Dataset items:
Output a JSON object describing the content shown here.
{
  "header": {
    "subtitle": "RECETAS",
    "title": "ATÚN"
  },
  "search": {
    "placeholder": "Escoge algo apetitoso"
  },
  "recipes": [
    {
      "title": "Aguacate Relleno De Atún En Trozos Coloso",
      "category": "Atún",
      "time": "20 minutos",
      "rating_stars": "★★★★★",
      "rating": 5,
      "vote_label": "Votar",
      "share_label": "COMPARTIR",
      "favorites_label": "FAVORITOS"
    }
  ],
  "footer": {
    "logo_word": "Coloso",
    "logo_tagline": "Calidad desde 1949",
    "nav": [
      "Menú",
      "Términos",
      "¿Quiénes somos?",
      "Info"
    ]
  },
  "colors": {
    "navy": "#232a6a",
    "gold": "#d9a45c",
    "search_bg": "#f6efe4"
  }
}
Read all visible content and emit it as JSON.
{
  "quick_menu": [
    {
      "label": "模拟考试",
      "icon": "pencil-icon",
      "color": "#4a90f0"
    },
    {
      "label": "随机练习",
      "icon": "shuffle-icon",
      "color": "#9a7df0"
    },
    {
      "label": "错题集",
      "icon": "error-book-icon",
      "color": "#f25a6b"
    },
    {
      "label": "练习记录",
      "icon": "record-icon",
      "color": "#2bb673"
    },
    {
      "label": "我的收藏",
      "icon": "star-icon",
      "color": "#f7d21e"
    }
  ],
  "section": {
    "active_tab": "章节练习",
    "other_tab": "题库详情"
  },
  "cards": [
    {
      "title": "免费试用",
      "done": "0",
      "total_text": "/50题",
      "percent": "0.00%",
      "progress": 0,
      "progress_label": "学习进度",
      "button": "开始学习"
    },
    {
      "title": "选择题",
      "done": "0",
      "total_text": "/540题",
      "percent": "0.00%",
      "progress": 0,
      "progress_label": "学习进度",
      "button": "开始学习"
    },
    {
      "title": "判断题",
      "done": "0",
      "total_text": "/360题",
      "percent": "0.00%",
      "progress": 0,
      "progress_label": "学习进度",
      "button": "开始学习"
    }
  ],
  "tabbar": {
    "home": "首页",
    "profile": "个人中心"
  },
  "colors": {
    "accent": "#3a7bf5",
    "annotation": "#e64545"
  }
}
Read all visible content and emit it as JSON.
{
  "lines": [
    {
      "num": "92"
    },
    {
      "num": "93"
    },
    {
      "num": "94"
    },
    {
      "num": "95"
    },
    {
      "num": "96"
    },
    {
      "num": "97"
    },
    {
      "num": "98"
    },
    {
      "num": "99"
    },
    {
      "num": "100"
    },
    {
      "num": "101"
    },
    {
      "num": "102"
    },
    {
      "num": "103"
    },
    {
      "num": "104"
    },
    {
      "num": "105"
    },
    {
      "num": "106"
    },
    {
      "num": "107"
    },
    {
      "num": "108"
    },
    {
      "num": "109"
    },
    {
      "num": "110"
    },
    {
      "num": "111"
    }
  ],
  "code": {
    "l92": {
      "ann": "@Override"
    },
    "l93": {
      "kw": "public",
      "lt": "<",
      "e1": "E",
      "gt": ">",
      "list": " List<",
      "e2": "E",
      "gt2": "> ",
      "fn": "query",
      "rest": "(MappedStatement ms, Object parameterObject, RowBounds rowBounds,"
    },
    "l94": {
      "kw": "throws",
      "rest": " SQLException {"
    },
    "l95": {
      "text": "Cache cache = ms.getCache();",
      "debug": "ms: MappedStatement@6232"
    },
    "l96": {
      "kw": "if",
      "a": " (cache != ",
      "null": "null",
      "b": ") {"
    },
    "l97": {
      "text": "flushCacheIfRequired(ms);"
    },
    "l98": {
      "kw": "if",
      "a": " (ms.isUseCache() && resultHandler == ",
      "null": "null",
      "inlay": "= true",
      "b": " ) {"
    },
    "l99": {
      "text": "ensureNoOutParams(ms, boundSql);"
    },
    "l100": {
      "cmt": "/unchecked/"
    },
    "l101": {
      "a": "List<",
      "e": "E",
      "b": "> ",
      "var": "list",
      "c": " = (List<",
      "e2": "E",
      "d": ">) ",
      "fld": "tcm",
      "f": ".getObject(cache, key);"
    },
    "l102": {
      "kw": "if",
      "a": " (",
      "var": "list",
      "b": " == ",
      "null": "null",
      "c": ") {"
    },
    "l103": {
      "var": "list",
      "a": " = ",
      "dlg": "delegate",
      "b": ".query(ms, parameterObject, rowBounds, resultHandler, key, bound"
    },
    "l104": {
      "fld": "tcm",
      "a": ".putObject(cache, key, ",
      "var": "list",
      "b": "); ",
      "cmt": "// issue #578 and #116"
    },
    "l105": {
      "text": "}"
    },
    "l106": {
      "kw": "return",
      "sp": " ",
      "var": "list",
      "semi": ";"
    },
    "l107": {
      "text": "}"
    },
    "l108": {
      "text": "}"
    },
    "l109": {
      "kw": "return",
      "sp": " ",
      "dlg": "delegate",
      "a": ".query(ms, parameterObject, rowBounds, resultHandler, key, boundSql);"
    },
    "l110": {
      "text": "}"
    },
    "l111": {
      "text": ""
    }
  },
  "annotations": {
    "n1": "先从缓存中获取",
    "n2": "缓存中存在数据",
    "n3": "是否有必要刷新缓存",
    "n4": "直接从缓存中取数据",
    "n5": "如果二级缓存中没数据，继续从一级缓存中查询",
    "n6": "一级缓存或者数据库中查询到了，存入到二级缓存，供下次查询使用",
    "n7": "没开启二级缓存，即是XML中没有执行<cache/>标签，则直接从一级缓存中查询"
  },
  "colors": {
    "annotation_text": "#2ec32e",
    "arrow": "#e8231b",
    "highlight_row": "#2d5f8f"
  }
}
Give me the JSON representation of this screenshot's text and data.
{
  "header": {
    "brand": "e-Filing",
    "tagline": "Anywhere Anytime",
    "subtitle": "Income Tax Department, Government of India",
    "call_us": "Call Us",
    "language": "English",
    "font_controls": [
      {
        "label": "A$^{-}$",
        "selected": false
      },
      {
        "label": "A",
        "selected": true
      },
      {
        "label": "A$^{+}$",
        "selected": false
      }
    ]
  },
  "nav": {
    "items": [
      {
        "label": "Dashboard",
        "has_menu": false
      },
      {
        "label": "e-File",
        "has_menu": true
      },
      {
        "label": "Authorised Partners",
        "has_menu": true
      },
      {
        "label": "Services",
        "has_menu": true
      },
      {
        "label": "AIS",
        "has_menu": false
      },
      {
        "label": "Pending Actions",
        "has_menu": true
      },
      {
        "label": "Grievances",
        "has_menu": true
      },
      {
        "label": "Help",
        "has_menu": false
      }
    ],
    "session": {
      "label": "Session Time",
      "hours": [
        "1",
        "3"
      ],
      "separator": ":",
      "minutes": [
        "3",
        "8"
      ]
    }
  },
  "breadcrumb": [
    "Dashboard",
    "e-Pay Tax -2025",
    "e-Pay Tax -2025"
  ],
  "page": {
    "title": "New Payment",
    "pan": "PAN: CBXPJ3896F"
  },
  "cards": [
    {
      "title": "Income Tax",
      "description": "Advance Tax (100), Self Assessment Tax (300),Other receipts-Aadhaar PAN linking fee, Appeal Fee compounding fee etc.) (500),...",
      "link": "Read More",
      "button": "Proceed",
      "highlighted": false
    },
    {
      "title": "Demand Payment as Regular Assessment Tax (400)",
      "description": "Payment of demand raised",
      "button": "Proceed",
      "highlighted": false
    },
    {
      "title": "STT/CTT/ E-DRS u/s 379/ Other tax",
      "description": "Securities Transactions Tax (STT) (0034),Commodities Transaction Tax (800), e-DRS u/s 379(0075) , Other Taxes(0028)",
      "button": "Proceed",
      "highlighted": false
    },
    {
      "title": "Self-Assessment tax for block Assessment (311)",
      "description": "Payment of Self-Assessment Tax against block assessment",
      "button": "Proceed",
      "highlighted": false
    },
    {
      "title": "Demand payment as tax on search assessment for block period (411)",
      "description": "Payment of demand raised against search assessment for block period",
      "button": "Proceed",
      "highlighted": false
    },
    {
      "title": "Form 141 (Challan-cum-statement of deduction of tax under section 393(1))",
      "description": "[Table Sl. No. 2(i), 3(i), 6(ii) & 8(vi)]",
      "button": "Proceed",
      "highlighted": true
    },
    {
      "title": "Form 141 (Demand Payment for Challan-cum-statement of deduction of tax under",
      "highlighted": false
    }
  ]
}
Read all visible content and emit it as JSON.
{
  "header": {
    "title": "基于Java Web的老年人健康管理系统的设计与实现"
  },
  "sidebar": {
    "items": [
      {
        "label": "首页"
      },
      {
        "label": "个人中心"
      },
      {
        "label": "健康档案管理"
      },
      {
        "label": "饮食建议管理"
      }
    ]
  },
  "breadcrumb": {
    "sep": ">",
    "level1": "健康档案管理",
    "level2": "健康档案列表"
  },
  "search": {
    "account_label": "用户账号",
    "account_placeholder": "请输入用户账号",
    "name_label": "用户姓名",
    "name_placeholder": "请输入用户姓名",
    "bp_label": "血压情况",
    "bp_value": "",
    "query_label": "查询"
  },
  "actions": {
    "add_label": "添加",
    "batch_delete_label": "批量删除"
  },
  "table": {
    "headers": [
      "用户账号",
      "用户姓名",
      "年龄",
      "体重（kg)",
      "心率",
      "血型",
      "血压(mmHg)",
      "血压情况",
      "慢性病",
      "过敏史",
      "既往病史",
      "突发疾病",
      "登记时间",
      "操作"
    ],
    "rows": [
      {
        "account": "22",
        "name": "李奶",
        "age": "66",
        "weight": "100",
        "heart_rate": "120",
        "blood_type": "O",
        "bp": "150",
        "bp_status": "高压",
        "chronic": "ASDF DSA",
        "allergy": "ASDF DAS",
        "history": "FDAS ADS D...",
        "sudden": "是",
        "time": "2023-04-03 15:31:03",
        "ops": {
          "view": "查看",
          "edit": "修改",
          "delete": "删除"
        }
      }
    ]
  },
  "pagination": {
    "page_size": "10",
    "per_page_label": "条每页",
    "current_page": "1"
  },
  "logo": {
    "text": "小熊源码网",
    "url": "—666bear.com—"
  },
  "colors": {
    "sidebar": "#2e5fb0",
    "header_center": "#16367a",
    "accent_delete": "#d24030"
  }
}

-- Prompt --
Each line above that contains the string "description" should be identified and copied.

-- Finished task --
      "description": "Advance Tax (100), Self Assessment Tax (300),Other receipts-Aadhaar PAN linking fee, Appeal Fee compounding fee etc.) (500),...",
      "description": "Payment of demand raised",
      "description": "Securities Transactions Tax (STT) (0034),Commodities Transaction Tax (800), e-DRS u/s 379(0075) , Other Taxes(0028)",
      "description": "Payment of Self-Assessment Tax against block assessment",
      "description": "Payment of demand raised against search assessment for block period",
      "description": "[Table Sl. No. 2(i), 3(i), 6(ii) & 8(vi)]",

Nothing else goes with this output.